Curling Leaves In Snake Plant, Is It Normal?
Snake plant curling leaves is a common issue that many people face when growing this plant. Now you’re trying to figure out what to do first. Don’t be concerned! This post will take you to step by step through the process of resolving the issue. Lack of moisture, low temperature, lack of light, or overwatering cause snake plant leaves to curl inward. The most prevalent reason for snake plant leaves curling is underwatering. This issue is also caused by insect infestations and infections.
Causes Curling Leaves
It is critical to determine the actual cause and then take the appropriate steps to resolve the issue. Otherwise, we might not achieve the desired outcome. So, here are some of the likely causes and how to resolve the issue.
For any houseplant soil, the right pH is critical. Because the availability of nutrients in the soil is determined by the pH of the soil. The ideal pH range for snake plant soil is between 5.5 and 7.5. Magnesium (Mg) will not be available in low pH or acidic soil. As a result, the leaves are unable to synthesize chlorophyll, which is required for photosynthesis. As a result, lower or older leaves will show yellowing and curling signs.
To be certain that you have a problem, you should test the pH of your soil. You can use one of the many soil pH testers on the market. If the pH is too low or acidic, you should raise it. Adding hydrated lime to the soil is a simple process. If the pH level of the water is higher than the acceptable level, add little lemon juice before watering. It will eventually aid in the reduction of the pH level.
According to the age of your snake plant then it curling leaves, you must modify the pot size. If the pot size remains constant, the root system expands and becomes root bound. Within the container, the roots form a circle web. If your snake plant is rootbound, it’s probable that it’s causing the curling leaves. Because the root system does not have enough room, its function and nutrient absorption are limited.
You must first determine the size and age of your snake plant before deciding whether it requires repotting. It will assist your plant in regrowing its root system and thriving once more.
This fungal infection might be accelerated by excessive watering or stagnant water in the container. Wet and soggy conditions reduce the root’s ability to use oxygen, resulting in a suffocating situation. This environment is suitable for the growth of fungal diseases. The root system is damaged and dysfunctional as a result of root rot. Your snake plant may perish as a result. Because the roots are unable to provide the needed nutrients to the plants. Curling leaves will be visible above the ground as a symptom.
Root rot is difficult to detect in its early stages because there are no obvious symptoms. When it’s too late to preserve the plant, you’ll notice noticeable symptoms like yellowing and curling leaves. When you notice indications like curling leaves, you should check the roots as well.
Transplanting houseplants to new pots is a common houseplant care activity. If you recently transplanted your snake plant, it is usual for the root system to take some time to acclimate to the new environment.

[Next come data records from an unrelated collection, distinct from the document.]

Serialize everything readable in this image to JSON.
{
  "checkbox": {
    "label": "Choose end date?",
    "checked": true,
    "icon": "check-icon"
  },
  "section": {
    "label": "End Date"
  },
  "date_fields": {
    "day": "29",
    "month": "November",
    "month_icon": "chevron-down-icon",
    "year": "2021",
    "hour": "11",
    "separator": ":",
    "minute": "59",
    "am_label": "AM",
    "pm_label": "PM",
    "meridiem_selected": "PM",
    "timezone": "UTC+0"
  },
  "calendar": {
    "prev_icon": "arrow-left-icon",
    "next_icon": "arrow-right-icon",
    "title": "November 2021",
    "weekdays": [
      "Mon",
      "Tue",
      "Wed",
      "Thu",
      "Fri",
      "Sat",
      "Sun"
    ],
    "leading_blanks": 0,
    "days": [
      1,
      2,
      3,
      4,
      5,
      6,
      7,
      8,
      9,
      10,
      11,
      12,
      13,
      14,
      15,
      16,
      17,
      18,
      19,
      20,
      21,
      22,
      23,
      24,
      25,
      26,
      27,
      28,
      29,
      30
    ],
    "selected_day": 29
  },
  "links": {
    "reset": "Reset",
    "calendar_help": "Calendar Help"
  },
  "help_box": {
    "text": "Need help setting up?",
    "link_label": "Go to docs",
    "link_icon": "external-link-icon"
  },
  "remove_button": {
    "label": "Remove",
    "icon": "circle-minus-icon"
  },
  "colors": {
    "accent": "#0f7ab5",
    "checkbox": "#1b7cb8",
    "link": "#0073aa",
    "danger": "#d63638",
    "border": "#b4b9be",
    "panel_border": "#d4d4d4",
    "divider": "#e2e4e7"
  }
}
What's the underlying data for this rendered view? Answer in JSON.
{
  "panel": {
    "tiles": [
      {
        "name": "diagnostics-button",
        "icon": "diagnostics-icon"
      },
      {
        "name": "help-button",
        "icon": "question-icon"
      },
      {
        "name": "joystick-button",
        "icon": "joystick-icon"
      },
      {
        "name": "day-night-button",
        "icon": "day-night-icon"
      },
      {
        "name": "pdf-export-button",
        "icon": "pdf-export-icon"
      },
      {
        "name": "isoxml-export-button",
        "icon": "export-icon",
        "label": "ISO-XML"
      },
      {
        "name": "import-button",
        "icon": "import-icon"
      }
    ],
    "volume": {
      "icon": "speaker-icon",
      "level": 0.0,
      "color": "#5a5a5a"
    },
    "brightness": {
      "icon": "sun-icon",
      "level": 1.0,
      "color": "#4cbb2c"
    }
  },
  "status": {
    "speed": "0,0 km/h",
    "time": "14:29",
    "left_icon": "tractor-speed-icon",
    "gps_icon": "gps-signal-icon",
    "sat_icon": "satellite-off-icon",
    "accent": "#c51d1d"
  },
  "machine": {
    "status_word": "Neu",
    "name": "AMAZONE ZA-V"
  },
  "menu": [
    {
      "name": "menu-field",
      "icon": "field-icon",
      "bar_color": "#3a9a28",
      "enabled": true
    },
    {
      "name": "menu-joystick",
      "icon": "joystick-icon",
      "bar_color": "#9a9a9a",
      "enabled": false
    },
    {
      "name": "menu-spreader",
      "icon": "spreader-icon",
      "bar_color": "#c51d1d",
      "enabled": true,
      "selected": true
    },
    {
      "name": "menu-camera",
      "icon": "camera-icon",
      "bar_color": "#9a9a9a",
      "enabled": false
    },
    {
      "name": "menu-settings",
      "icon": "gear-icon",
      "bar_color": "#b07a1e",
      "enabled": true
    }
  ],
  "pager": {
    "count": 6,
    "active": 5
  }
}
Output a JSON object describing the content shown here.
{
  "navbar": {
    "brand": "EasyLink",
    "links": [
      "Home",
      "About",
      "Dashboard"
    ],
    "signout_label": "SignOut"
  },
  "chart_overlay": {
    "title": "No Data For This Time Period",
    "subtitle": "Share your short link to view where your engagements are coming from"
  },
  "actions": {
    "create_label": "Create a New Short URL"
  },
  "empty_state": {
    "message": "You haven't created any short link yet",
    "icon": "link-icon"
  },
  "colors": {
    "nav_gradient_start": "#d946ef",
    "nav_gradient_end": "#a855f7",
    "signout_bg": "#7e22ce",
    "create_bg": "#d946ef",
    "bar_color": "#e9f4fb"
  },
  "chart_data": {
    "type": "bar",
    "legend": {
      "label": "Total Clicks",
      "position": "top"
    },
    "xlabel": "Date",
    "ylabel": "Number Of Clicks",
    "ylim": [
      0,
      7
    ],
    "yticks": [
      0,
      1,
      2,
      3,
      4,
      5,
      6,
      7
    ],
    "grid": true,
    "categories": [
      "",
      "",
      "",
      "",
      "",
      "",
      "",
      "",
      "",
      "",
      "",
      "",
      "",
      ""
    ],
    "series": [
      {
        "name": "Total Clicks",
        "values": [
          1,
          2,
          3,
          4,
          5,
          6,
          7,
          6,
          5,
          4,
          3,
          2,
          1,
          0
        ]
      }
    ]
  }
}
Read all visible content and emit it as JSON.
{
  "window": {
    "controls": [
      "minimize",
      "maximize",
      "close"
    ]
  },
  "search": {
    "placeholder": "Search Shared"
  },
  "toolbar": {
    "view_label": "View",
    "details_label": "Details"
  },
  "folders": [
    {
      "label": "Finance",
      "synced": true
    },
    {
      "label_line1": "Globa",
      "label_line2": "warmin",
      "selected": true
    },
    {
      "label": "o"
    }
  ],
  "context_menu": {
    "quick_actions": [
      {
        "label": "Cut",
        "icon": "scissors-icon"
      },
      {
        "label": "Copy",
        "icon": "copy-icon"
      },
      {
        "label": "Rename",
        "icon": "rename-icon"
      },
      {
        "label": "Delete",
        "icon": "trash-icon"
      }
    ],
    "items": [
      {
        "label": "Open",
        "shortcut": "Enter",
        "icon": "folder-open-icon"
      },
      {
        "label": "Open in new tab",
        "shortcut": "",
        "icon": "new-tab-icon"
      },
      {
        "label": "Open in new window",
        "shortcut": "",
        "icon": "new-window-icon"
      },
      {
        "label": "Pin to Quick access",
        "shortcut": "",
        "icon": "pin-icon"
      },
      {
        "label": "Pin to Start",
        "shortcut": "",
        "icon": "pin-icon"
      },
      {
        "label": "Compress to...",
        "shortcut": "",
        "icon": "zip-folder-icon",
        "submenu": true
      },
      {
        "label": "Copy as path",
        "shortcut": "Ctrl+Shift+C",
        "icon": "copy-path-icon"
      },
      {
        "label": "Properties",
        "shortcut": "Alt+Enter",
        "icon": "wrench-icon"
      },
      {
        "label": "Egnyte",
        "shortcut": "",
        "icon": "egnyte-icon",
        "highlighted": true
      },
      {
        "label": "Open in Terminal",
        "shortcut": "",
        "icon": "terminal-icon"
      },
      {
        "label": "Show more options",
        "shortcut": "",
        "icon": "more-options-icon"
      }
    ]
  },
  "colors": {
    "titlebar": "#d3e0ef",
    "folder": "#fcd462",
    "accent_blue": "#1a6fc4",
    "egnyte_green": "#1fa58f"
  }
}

Keep your snake plant in partial shade and water it sparingly after transplanting. It will adjust to the new environment within a few days. Old soil should not be used because it may be depleted in terms of delivering nutrients to the plant. It is preferable to transplant your snake plant into nutrient-rich, well-draining soil.
Mealybugs or spider mites are the least likely culprits for your snake plant’s curling leaves. The leaves’ juices are sucked by these insects. It’s also possible that it’s causing your snake plant’s leaves to curl.
It’s simple to get rid of these pests from your snake plant. Wipe the snake plant leaves with an alcohol-soaked cloth during the initial stage. Neem oil is a highly powerful natural insect repellent.
If you uncover any other information, please let me know in the comments section below!